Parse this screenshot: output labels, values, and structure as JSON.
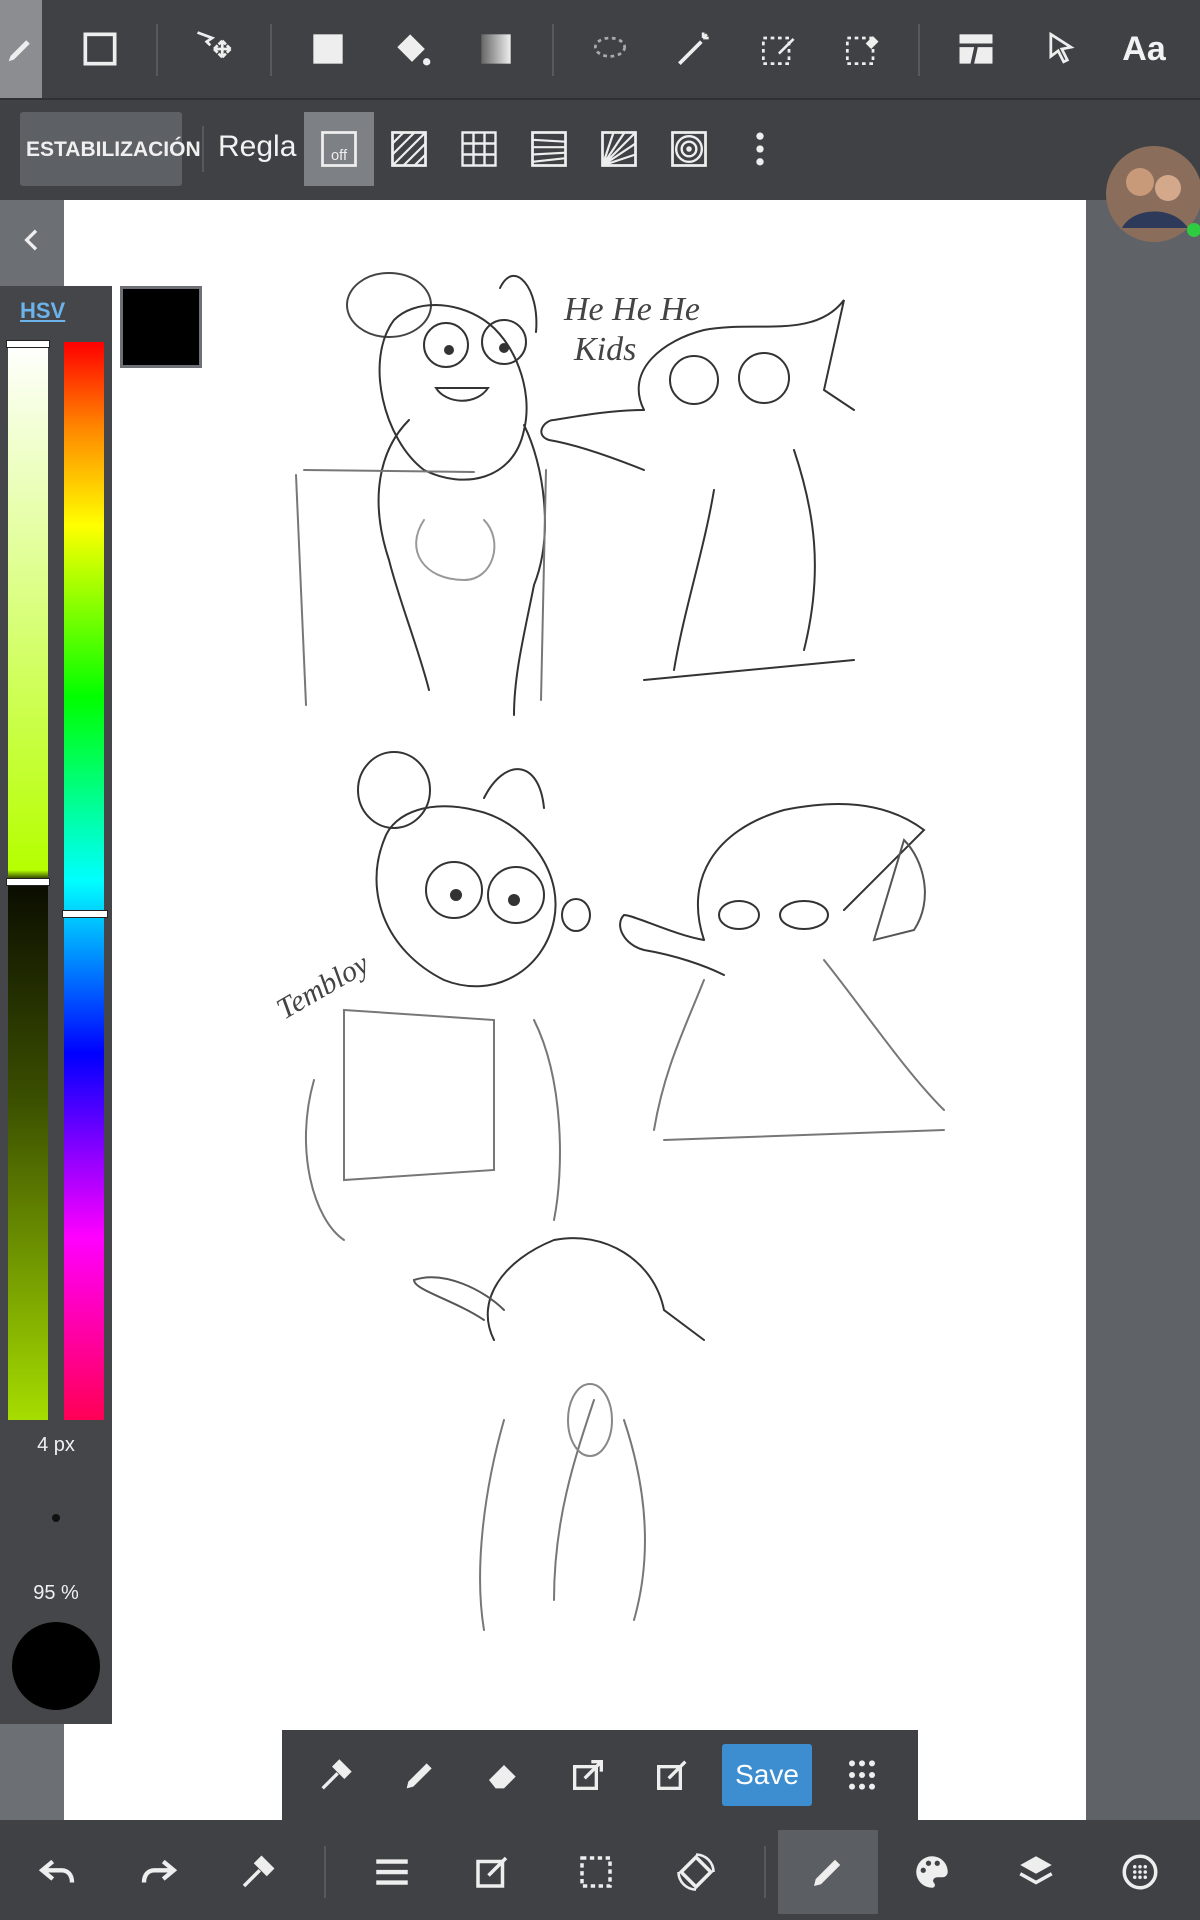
{
  "toolbar": {
    "tools": [
      "pen-icon",
      "rectangle-select-icon",
      "move-icon",
      "fill-rect-icon",
      "bucket-icon",
      "gradient-icon",
      "lasso-icon",
      "magic-wand-icon",
      "select-pen-icon",
      "select-eraser-icon",
      "frame-divider-icon",
      "pointer-icon"
    ],
    "text_tool": "Aa"
  },
  "stabilizer": {
    "label": "ESTABILIZACIÓN"
  },
  "ruler": {
    "label": "Regla",
    "off_text": "off"
  },
  "color_panel": {
    "tab": "HSV",
    "brush_size": "4 px",
    "opacity": "95 %",
    "current_color": "#000000",
    "hue_marker_fraction": 0.53,
    "sv_marker_fraction": 0.5
  },
  "quick_bar": {
    "save_label": "Save"
  },
  "colors": {
    "accent": "#3d8ed0",
    "toolbar": "#3f4144",
    "hsv_tab": "#6cb3ea"
  }
}
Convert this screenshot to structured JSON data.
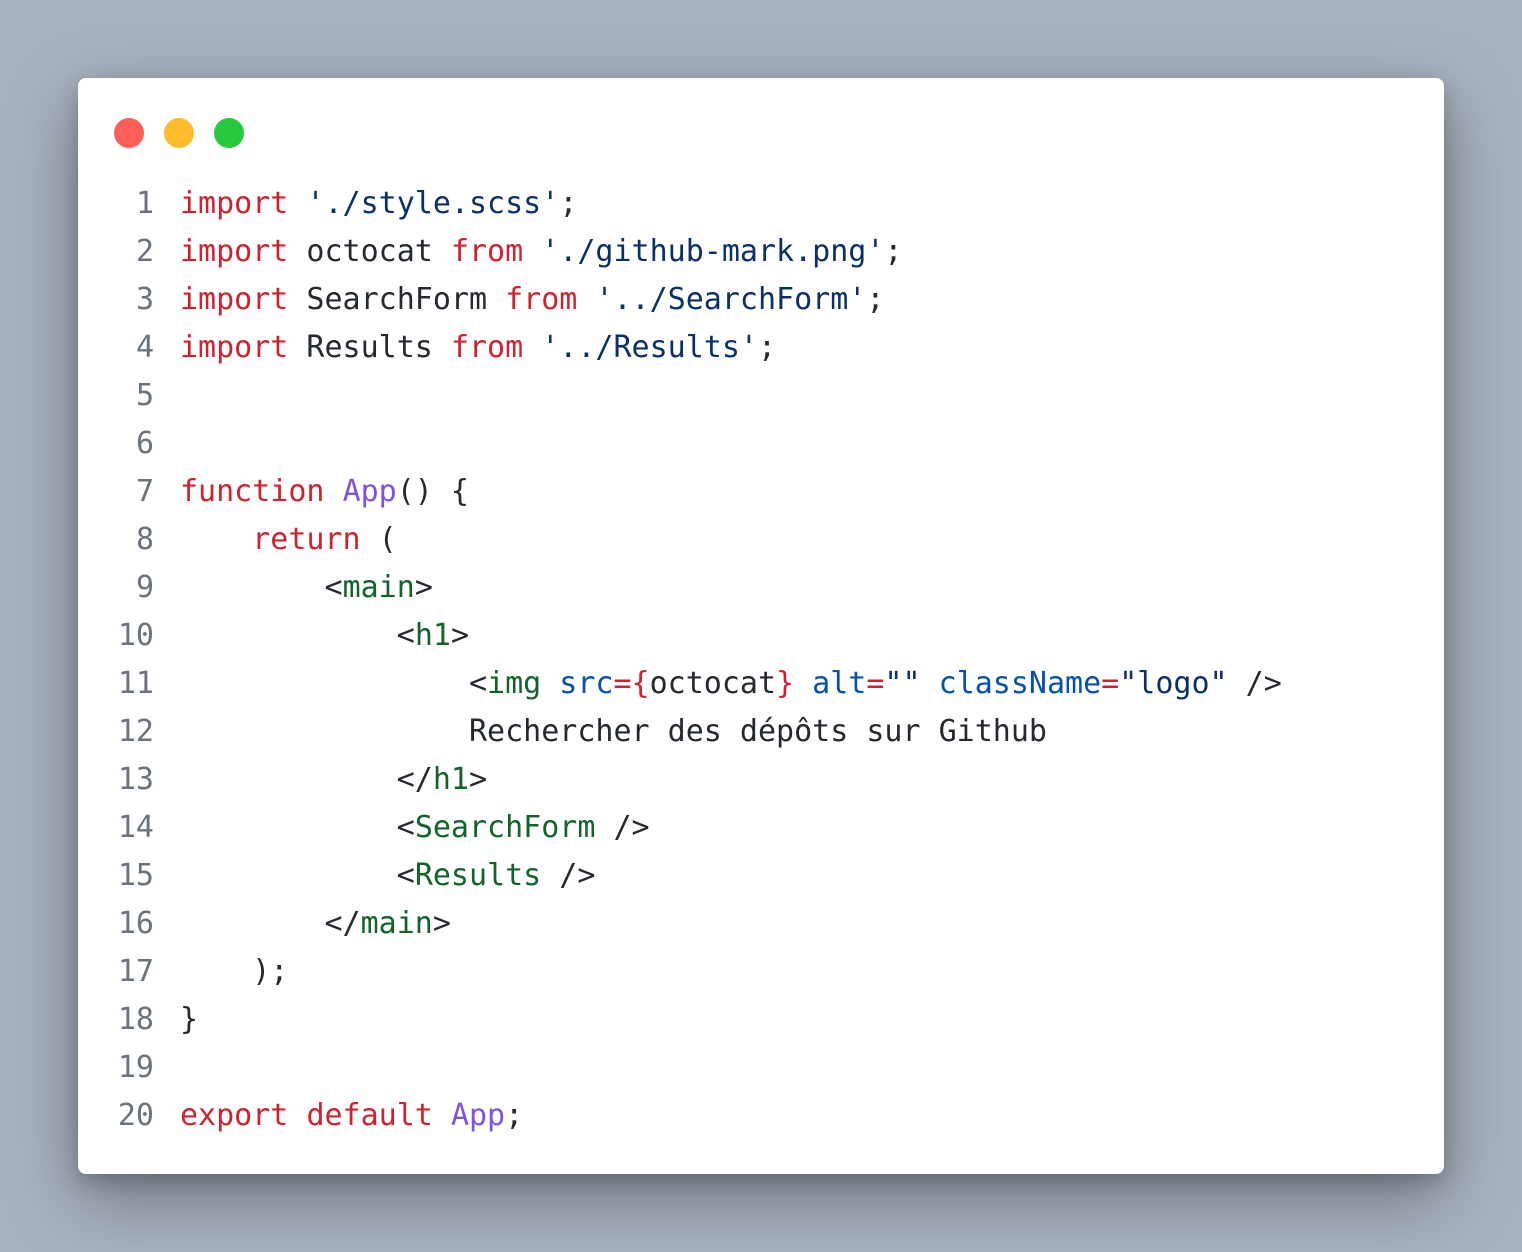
{
  "window": {
    "controls": [
      {
        "name": "close",
        "color": "#ff5f56"
      },
      {
        "name": "minimize",
        "color": "#ffbd2e"
      },
      {
        "name": "maximize",
        "color": "#27c93f"
      }
    ]
  },
  "colors": {
    "background": "#a8b2bf",
    "text": "#24292f",
    "line_number": "#6a737d",
    "keyword": "#cf222e",
    "string": "#0a3069",
    "function": "#8250df",
    "tag": "#116329",
    "attribute": "#0550ae"
  },
  "code": {
    "lines": [
      {
        "n": "1",
        "tokens": [
          {
            "t": "import",
            "k": "keyword"
          },
          {
            "t": " ",
            "k": "plain"
          },
          {
            "t": "'./style.scss'",
            "k": "string"
          },
          {
            "t": ";",
            "k": "plain"
          }
        ]
      },
      {
        "n": "2",
        "tokens": [
          {
            "t": "import",
            "k": "keyword"
          },
          {
            "t": " octocat ",
            "k": "plain"
          },
          {
            "t": "from",
            "k": "keyword"
          },
          {
            "t": " ",
            "k": "plain"
          },
          {
            "t": "'./github-mark.png'",
            "k": "string"
          },
          {
            "t": ";",
            "k": "plain"
          }
        ]
      },
      {
        "n": "3",
        "tokens": [
          {
            "t": "import",
            "k": "keyword"
          },
          {
            "t": " SearchForm ",
            "k": "plain"
          },
          {
            "t": "from",
            "k": "keyword"
          },
          {
            "t": " ",
            "k": "plain"
          },
          {
            "t": "'../SearchForm'",
            "k": "string"
          },
          {
            "t": ";",
            "k": "plain"
          }
        ]
      },
      {
        "n": "4",
        "tokens": [
          {
            "t": "import",
            "k": "keyword"
          },
          {
            "t": " Results ",
            "k": "plain"
          },
          {
            "t": "from",
            "k": "keyword"
          },
          {
            "t": " ",
            "k": "plain"
          },
          {
            "t": "'../Results'",
            "k": "string"
          },
          {
            "t": ";",
            "k": "plain"
          }
        ]
      },
      {
        "n": "5",
        "tokens": []
      },
      {
        "n": "6",
        "tokens": []
      },
      {
        "n": "7",
        "tokens": [
          {
            "t": "function",
            "k": "keyword"
          },
          {
            "t": " ",
            "k": "plain"
          },
          {
            "t": "App",
            "k": "function"
          },
          {
            "t": "() {",
            "k": "plain"
          }
        ]
      },
      {
        "n": "8",
        "tokens": [
          {
            "t": "    ",
            "k": "plain"
          },
          {
            "t": "return",
            "k": "keyword"
          },
          {
            "t": " (",
            "k": "plain"
          }
        ]
      },
      {
        "n": "9",
        "tokens": [
          {
            "t": "        <",
            "k": "plain"
          },
          {
            "t": "main",
            "k": "tag"
          },
          {
            "t": ">",
            "k": "plain"
          }
        ]
      },
      {
        "n": "10",
        "tokens": [
          {
            "t": "            <",
            "k": "plain"
          },
          {
            "t": "h1",
            "k": "tag"
          },
          {
            "t": ">",
            "k": "plain"
          }
        ]
      },
      {
        "n": "11",
        "tokens": [
          {
            "t": "                <",
            "k": "plain"
          },
          {
            "t": "img",
            "k": "tag"
          },
          {
            "t": " ",
            "k": "plain"
          },
          {
            "t": "src",
            "k": "attribute"
          },
          {
            "t": "={",
            "k": "keyword"
          },
          {
            "t": "octocat",
            "k": "plain"
          },
          {
            "t": "}",
            "k": "keyword"
          },
          {
            "t": " ",
            "k": "plain"
          },
          {
            "t": "alt",
            "k": "attribute"
          },
          {
            "t": "=",
            "k": "keyword"
          },
          {
            "t": "\"\"",
            "k": "string"
          },
          {
            "t": " ",
            "k": "plain"
          },
          {
            "t": "className",
            "k": "attribute"
          },
          {
            "t": "=",
            "k": "keyword"
          },
          {
            "t": "\"logo\"",
            "k": "string"
          },
          {
            "t": " />",
            "k": "plain"
          }
        ]
      },
      {
        "n": "12",
        "tokens": [
          {
            "t": "                Rechercher des dépôts sur Github",
            "k": "plain"
          }
        ]
      },
      {
        "n": "13",
        "tokens": [
          {
            "t": "            </",
            "k": "plain"
          },
          {
            "t": "h1",
            "k": "tag"
          },
          {
            "t": ">",
            "k": "plain"
          }
        ]
      },
      {
        "n": "14",
        "tokens": [
          {
            "t": "            <",
            "k": "plain"
          },
          {
            "t": "SearchForm",
            "k": "tag"
          },
          {
            "t": " />",
            "k": "plain"
          }
        ]
      },
      {
        "n": "15",
        "tokens": [
          {
            "t": "            <",
            "k": "plain"
          },
          {
            "t": "Results",
            "k": "tag"
          },
          {
            "t": " />",
            "k": "plain"
          }
        ]
      },
      {
        "n": "16",
        "tokens": [
          {
            "t": "        </",
            "k": "plain"
          },
          {
            "t": "main",
            "k": "tag"
          },
          {
            "t": ">",
            "k": "plain"
          }
        ]
      },
      {
        "n": "17",
        "tokens": [
          {
            "t": "    );",
            "k": "plain"
          }
        ]
      },
      {
        "n": "18",
        "tokens": [
          {
            "t": "}",
            "k": "plain"
          }
        ]
      },
      {
        "n": "19",
        "tokens": []
      },
      {
        "n": "20",
        "tokens": [
          {
            "t": "export",
            "k": "keyword"
          },
          {
            "t": " ",
            "k": "plain"
          },
          {
            "t": "default",
            "k": "keyword"
          },
          {
            "t": " ",
            "k": "plain"
          },
          {
            "t": "App",
            "k": "function"
          },
          {
            "t": ";",
            "k": "plain"
          }
        ]
      }
    ]
  }
}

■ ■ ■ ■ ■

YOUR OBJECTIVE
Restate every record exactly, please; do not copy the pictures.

TASK ANSWER
Parse this screenshot: output labels, values, and structure as JSON.
{
  "toolbar": {
    "tools": [
      "pen-icon",
      "rectangle-select-icon",
      "move-icon",
      "fill-rect-icon",
      "bucket-icon",
      "gradient-icon",
      "lasso-icon",
      "magic-wand-icon",
      "select-pen-icon",
      "select-eraser-icon",
      "frame-divider-icon",
      "pointer-icon"
    ],
    "text_tool": "Aa"
  },
  "stabilizer": {
    "label": "ESTABILIZACIÓN"
  },
  "ruler": {
    "label": "Regla",
    "off_text": "off"
  },
  "color_panel": {
    "tab": "HSV",
    "brush_size": "4 px",
    "opacity": "95 %",
    "current_color": "#000000",
    "hue_marker_fraction": 0.53,
    "sv_marker_fraction": 0.5
  },
  "quick_bar": {
    "save_label": "Save"
  },
  "colors": {
    "accent": "#3d8ed0",
    "toolbar": "#3f4144",
    "hsv_tab": "#6cb3ea"
  }
}
Convert this screenshot to structured JSON data.
{
  "window": {
    "controls": [
      {
        "name": "close",
        "color": "#ff5f56"
      },
      {
        "name": "minimize",
        "color": "#ffbd2e"
      },
      {
        "name": "maximize",
        "color": "#27c93f"
      }
    ]
  },
  "colors": {
    "background": "#a8b2bf",
    "text": "#24292f",
    "line_number": "#6a737d",
    "keyword": "#cf222e",
    "string": "#0a3069",
    "function": "#8250df",
    "tag": "#116329",
    "attribute": "#0550ae"
  },
  "code": {
    "lines": [
      {
        "n": "1",
        "tokens": [
          {
            "t": "import",
            "k": "keyword"
          },
          {
            "t": " ",
            "k": "plain"
          },
          {
            "t": "'./style.scss'",
            "k": "string"
          },
          {
            "t": ";",
            "k": "plain"
          }
        ]
      },
      {
        "n": "2",
        "tokens": [
          {
            "t": "import",
            "k": "keyword"
          },
          {
            "t": " octocat ",
            "k": "plain"
          },
          {
            "t": "from",
            "k": "keyword"
          },
          {
            "t": " ",
            "k": "plain"
          },
          {
            "t": "'./github-mark.png'",
            "k": "string"
          },
          {
            "t": ";",
            "k": "plain"
          }
        ]
      },
      {
        "n": "3",
        "tokens": [
          {
            "t": "import",
            "k": "keyword"
          },
          {
            "t": " SearchForm ",
            "k": "plain"
          },
          {
            "t": "from",
            "k": "keyword"
          },
          {
            "t": " ",
            "k": "plain"
          },
          {
            "t": "'../SearchForm'",
            "k": "string"
          },
          {
            "t": ";",
            "k": "plain"
          }
        ]
      },
      {
        "n": "4",
        "tokens": [
          {
            "t": "import",
            "k": "keyword"
          },
          {
            "t": " Results ",
            "k": "plain"
          },
          {
            "t": "from",
            "k": "keyword"
          },
          {
            "t": " ",
            "k": "plain"
          },
          {
            "t": "'../Results'",
            "k": "string"
          },
          {
            "t": ";",
            "k": "plain"
          }
        ]
      },
      {
        "n": "5",
        "tokens": []
      },
      {
        "n": "6",
        "tokens": []
      },
      {
        "n": "7",
        "tokens": [
          {
            "t": "function",
            "k": "keyword"
          },
          {
            "t": " ",
            "k": "plain"
          },
          {
            "t": "App",
            "k": "function"
          },
          {
            "t": "() {",
            "k": "plain"
          }
        ]
      },
      {
        "n": "8",
        "tokens": [
          {
            "t": "    ",
            "k": "plain"
          },
          {
            "t": "return",
            "k": "keyword"
          },
          {
            "t": " (",
            "k": "plain"
          }
        ]
      },
      {
        "n": "9",
        "tokens": [
          {
            "t": "        <",
            "k": "plain"
          },
          {
            "t": "main",
            "k": "tag"
          },
          {
            "t": ">",
            "k": "plain"
          }
        ]
      },
      {
        "n": "10",
        "tokens": [
          {
            "t": "            <",
            "k": "plain"
          },
          {
            "t": "h1",
            "k": "tag"
          },
          {
            "t": ">",
            "k": "plain"
          }
        ]
      },
      {
        "n": "11",
        "tokens": [
          {
            "t": "                <",
            "k": "plain"
          },
          {
            "t": "img",
            "k": "tag"
          },
          {
            "t": " ",
            "k": "plain"
          },
          {
            "t": "src",
            "k": "attribute"
          },
          {
            "t": "={",
            "k": "keyword"
          },
          {
            "t": "octocat",
            "k": "plain"
          },
          {
            "t": "}",
            "k": "keyword"
          },
          {
            "t": " ",
            "k": "plain"
          },
          {
            "t": "alt",
            "k": "attribute"
          },
          {
            "t": "=",
            "k": "keyword"
          },
          {
            "t": "\"\"",
            "k": "string"
          },
          {
            "t": " ",
            "k": "plain"
          },
          {
            "t": "className",
            "k": "attribute"
          },
          {
            "t": "=",
            "k": "keyword"
          },
          {
            "t": "\"logo\"",
            "k": "string"
          },
          {
            "t": " />",
            "k": "plain"
          }
        ]
      },
      {
        "n": "12",
        "tokens": [
          {
            "t": "                Rechercher des dépôts sur Github",
            "k": "plain"
          }
        ]
      },
      {
        "n": "13",
        "tokens": [
          {
            "t": "            </",
            "k": "plain"
          },
          {
            "t": "h1",
            "k": "tag"
          },
          {
            "t": ">",
            "k": "plain"
          }
        ]
      },
      {
        "n": "14",
        "tokens": [
          {
            "t": "            <",
            "k": "plain"
          },
          {
            "t": "SearchForm",
            "k": "tag"
          },
          {
            "t": " />",
            "k": "plain"
          }
        ]
      },
      {
        "n": "15",
        "tokens": [
          {
            "t": "            <",
            "k": "plain"
          },
          {
            "t": "Results",
            "k": "tag"
          },
          {
            "t": " />",
            "k": "plain"
          }
        ]
      },
      {
        "n": "16",
        "tokens": [
          {
            "t": "        </",
            "k": "plain"
          },
          {
            "t": "main",
            "k": "tag"
          },
          {
            "t": ">",
            "k": "plain"
          }
        ]
      },
      {
        "n": "17",
        "tokens": [
          {
            "t": "    );",
            "k": "plain"
          }
        ]
      },
      {
        "n": "18",
        "tokens": [
          {
            "t": "}",
            "k": "plain"
          }
        ]
      },
      {
        "n": "19",
        "tokens": []
      },
      {
        "n": "20",
        "tokens": [
          {
            "t": "export",
            "k": "keyword"
          },
          {
            "t": " ",
            "k": "plain"
          },
          {
            "t": "default",
            "k": "keyword"
          },
          {
            "t": " ",
            "k": "plain"
          },
          {
            "t": "App",
            "k": "function"
          },
          {
            "t": ";",
            "k": "plain"
          }
        ]
      }
    ]
  }
}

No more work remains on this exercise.